Aim of the task. Search the material for lines containing the word "structured", and copy each one.

_____

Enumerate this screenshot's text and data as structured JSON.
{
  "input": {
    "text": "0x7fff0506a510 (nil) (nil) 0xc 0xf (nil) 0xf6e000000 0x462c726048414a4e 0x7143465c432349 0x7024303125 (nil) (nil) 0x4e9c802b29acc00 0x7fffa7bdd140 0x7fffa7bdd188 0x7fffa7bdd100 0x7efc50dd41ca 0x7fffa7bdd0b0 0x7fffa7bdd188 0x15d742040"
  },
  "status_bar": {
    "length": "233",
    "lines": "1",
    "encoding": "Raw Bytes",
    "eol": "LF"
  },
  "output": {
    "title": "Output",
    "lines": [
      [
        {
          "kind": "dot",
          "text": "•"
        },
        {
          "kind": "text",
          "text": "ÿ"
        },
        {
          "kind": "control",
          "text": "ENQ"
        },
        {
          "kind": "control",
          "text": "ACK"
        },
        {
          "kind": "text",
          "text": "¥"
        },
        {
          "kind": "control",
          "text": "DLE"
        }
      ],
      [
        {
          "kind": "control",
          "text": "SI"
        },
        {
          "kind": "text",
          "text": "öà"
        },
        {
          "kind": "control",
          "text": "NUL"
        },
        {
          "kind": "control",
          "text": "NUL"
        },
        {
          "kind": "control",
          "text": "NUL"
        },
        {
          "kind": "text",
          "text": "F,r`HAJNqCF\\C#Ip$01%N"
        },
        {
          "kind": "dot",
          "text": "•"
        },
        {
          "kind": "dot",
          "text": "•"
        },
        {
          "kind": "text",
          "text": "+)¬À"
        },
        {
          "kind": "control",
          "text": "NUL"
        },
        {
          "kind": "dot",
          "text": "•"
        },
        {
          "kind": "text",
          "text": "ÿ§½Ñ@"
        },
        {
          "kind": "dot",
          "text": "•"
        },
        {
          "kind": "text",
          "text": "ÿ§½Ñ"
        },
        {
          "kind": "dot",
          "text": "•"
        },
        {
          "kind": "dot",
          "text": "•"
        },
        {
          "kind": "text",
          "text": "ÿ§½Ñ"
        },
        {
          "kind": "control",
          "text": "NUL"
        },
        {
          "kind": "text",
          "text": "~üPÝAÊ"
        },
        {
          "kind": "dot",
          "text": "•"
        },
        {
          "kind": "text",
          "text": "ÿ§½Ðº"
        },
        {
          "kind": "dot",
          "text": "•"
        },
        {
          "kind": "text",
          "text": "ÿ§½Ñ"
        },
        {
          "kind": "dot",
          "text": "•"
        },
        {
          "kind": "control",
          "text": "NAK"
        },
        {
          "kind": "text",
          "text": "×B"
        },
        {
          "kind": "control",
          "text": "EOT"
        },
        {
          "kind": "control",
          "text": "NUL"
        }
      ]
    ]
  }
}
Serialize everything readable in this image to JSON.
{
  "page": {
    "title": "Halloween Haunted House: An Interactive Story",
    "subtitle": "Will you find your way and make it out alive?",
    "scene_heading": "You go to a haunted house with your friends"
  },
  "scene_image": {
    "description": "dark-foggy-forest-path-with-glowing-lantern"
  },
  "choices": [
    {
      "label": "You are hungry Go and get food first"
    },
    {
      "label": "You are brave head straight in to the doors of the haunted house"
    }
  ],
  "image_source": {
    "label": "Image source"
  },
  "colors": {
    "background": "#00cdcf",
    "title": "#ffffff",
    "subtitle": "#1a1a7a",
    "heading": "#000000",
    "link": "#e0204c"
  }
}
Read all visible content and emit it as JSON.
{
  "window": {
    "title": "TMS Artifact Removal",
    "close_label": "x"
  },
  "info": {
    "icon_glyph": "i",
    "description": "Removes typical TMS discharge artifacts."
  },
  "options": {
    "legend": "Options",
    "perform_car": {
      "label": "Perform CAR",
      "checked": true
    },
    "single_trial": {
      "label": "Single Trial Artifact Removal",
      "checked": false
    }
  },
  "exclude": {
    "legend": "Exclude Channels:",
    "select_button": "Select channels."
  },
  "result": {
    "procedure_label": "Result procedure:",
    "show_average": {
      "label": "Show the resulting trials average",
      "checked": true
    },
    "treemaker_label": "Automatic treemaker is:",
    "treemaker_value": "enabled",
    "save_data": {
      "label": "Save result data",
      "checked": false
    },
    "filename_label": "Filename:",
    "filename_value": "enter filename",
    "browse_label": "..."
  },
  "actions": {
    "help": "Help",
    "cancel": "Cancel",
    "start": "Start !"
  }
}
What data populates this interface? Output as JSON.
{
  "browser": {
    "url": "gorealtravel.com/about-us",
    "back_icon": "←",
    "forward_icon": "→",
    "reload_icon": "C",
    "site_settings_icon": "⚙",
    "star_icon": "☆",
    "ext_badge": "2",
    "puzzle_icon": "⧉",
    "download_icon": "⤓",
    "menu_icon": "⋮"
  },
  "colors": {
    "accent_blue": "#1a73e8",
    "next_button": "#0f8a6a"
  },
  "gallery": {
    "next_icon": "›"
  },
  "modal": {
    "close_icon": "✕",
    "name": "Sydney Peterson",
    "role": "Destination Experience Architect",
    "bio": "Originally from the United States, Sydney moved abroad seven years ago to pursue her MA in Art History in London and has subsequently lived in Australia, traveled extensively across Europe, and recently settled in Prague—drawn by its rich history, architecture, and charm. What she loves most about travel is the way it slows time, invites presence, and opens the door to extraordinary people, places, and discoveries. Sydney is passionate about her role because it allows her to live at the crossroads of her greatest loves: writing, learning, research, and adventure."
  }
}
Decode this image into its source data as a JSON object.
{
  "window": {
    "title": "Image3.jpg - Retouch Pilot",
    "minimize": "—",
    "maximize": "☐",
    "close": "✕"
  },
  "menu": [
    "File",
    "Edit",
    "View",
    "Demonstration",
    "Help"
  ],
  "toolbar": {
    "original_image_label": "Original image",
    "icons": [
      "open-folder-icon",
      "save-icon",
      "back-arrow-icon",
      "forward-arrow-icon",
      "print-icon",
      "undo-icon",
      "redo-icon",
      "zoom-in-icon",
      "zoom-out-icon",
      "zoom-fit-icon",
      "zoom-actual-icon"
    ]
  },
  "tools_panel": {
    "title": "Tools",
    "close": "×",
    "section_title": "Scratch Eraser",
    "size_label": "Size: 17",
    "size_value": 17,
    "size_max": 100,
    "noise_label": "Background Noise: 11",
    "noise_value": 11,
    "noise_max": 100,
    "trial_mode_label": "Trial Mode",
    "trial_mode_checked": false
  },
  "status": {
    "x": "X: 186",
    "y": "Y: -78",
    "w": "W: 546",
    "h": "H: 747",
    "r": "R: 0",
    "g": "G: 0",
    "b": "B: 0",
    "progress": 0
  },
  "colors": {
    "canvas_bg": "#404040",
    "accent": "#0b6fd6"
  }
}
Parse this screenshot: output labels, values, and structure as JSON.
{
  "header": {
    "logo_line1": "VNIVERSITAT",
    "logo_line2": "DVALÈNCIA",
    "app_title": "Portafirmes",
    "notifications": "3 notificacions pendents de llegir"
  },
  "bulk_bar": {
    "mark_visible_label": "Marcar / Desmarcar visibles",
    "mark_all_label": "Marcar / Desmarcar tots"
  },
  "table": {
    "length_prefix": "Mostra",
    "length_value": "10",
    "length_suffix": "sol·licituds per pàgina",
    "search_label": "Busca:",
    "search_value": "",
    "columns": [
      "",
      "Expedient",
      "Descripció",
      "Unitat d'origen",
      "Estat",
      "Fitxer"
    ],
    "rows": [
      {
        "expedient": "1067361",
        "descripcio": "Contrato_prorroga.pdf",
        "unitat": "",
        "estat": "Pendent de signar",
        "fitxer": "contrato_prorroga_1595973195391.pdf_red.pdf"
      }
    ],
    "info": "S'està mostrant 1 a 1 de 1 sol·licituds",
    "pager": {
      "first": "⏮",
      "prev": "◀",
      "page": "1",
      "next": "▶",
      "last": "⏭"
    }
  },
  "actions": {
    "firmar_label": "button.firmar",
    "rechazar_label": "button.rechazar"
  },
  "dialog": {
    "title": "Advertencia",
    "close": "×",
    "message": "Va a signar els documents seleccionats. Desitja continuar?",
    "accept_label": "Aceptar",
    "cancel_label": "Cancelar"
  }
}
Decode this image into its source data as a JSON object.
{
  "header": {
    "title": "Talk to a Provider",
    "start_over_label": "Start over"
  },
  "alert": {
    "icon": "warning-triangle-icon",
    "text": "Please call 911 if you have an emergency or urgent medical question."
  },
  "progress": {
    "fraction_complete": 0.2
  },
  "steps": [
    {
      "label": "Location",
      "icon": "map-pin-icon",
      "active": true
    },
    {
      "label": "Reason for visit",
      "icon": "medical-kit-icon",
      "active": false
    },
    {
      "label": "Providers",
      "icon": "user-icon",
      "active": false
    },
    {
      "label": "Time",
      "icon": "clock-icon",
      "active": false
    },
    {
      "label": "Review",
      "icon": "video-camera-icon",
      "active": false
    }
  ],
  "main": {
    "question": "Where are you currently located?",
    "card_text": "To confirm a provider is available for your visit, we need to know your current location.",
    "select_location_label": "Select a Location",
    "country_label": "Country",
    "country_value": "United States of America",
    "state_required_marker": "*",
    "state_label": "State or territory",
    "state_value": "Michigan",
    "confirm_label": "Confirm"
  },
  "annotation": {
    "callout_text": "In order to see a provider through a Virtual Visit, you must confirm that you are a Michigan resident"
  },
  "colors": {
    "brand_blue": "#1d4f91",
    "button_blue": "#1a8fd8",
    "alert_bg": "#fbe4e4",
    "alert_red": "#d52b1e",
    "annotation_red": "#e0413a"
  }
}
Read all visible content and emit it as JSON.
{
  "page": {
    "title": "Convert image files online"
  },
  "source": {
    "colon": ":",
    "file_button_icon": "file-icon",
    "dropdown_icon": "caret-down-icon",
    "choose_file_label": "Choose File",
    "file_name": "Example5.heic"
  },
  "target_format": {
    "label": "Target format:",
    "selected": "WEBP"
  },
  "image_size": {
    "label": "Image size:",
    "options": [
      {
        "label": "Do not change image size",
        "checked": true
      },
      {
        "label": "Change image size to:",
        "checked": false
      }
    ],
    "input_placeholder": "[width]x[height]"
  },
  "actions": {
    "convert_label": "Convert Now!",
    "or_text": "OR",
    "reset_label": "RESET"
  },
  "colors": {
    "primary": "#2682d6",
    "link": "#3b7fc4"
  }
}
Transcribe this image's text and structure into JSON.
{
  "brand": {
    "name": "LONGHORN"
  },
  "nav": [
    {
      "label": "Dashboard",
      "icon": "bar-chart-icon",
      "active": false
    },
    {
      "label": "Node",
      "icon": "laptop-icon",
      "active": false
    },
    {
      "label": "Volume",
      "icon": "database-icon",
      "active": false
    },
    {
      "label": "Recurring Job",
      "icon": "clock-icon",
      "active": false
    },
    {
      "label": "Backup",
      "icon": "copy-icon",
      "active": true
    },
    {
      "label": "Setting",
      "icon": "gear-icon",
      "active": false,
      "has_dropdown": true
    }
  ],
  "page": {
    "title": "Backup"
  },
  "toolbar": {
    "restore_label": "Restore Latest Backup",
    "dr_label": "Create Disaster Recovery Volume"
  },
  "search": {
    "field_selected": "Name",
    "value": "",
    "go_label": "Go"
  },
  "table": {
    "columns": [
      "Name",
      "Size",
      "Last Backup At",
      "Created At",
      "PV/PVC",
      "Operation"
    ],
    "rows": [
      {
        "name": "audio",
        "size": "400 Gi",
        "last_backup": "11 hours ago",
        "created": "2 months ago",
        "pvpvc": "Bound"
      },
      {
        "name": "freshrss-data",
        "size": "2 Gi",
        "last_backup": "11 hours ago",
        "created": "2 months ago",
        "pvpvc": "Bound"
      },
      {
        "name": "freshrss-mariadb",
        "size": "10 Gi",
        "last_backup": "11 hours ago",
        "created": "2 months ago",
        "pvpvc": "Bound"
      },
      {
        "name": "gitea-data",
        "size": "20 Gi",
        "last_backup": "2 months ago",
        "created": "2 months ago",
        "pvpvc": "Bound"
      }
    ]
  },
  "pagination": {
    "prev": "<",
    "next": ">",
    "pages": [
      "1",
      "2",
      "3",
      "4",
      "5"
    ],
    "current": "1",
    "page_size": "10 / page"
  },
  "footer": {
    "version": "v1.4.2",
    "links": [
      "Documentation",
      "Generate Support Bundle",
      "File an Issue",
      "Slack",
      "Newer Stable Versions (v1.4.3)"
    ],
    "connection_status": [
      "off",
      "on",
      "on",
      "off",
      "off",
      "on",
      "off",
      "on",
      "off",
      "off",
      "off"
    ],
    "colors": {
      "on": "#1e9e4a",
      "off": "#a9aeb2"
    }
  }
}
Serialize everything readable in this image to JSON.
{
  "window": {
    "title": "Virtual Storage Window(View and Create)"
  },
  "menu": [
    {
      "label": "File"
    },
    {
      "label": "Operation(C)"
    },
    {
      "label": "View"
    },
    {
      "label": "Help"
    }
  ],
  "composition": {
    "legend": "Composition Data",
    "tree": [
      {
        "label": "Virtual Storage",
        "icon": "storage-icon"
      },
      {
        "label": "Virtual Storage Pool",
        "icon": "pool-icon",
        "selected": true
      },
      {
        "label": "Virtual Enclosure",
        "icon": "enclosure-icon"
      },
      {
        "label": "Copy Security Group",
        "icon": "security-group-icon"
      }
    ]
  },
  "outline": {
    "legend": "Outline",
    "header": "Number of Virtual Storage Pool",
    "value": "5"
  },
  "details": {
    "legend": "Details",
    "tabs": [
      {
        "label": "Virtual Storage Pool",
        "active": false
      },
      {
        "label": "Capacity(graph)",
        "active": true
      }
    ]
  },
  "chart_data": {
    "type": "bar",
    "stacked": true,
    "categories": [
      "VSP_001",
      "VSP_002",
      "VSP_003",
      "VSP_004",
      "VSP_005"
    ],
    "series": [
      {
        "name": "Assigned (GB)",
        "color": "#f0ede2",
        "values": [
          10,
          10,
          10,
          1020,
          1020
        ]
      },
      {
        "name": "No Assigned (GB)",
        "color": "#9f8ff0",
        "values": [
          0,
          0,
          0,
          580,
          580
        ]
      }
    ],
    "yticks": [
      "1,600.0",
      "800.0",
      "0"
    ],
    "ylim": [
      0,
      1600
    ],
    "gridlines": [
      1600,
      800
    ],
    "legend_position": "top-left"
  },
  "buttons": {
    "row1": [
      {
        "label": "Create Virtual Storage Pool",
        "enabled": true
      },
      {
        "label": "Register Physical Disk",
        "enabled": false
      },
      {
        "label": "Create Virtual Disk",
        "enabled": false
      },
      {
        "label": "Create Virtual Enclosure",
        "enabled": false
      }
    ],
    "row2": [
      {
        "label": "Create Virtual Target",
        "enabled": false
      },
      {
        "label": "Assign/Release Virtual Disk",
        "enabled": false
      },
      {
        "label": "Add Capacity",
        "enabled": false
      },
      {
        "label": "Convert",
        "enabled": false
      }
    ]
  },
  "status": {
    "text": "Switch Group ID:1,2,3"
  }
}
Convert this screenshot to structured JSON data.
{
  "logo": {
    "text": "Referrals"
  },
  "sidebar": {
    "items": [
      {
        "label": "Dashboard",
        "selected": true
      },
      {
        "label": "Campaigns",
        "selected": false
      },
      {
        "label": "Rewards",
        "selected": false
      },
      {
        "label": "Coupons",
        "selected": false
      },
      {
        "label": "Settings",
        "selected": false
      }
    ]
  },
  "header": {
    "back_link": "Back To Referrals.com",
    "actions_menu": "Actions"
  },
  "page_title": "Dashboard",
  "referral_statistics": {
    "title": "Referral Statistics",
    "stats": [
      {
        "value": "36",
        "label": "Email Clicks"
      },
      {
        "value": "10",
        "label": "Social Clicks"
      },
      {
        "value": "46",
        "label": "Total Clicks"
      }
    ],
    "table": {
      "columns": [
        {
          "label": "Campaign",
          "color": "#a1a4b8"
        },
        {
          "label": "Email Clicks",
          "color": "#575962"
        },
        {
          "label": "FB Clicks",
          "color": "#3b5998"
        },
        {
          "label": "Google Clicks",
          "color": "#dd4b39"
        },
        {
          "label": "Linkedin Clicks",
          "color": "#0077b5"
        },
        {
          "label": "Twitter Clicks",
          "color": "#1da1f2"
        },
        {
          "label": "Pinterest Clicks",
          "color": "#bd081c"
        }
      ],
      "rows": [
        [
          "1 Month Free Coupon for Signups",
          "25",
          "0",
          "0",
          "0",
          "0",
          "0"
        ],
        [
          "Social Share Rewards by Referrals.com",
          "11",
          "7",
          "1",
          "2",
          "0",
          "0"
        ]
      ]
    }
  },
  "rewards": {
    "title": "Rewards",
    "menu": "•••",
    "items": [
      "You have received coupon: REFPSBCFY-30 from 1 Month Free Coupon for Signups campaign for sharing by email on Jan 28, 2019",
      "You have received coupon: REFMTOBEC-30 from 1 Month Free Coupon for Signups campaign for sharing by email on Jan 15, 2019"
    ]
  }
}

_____

Problem solution.
Enumerate this screenshot's text and data as structured JSON.
Convert this screenshot to structured JSON data.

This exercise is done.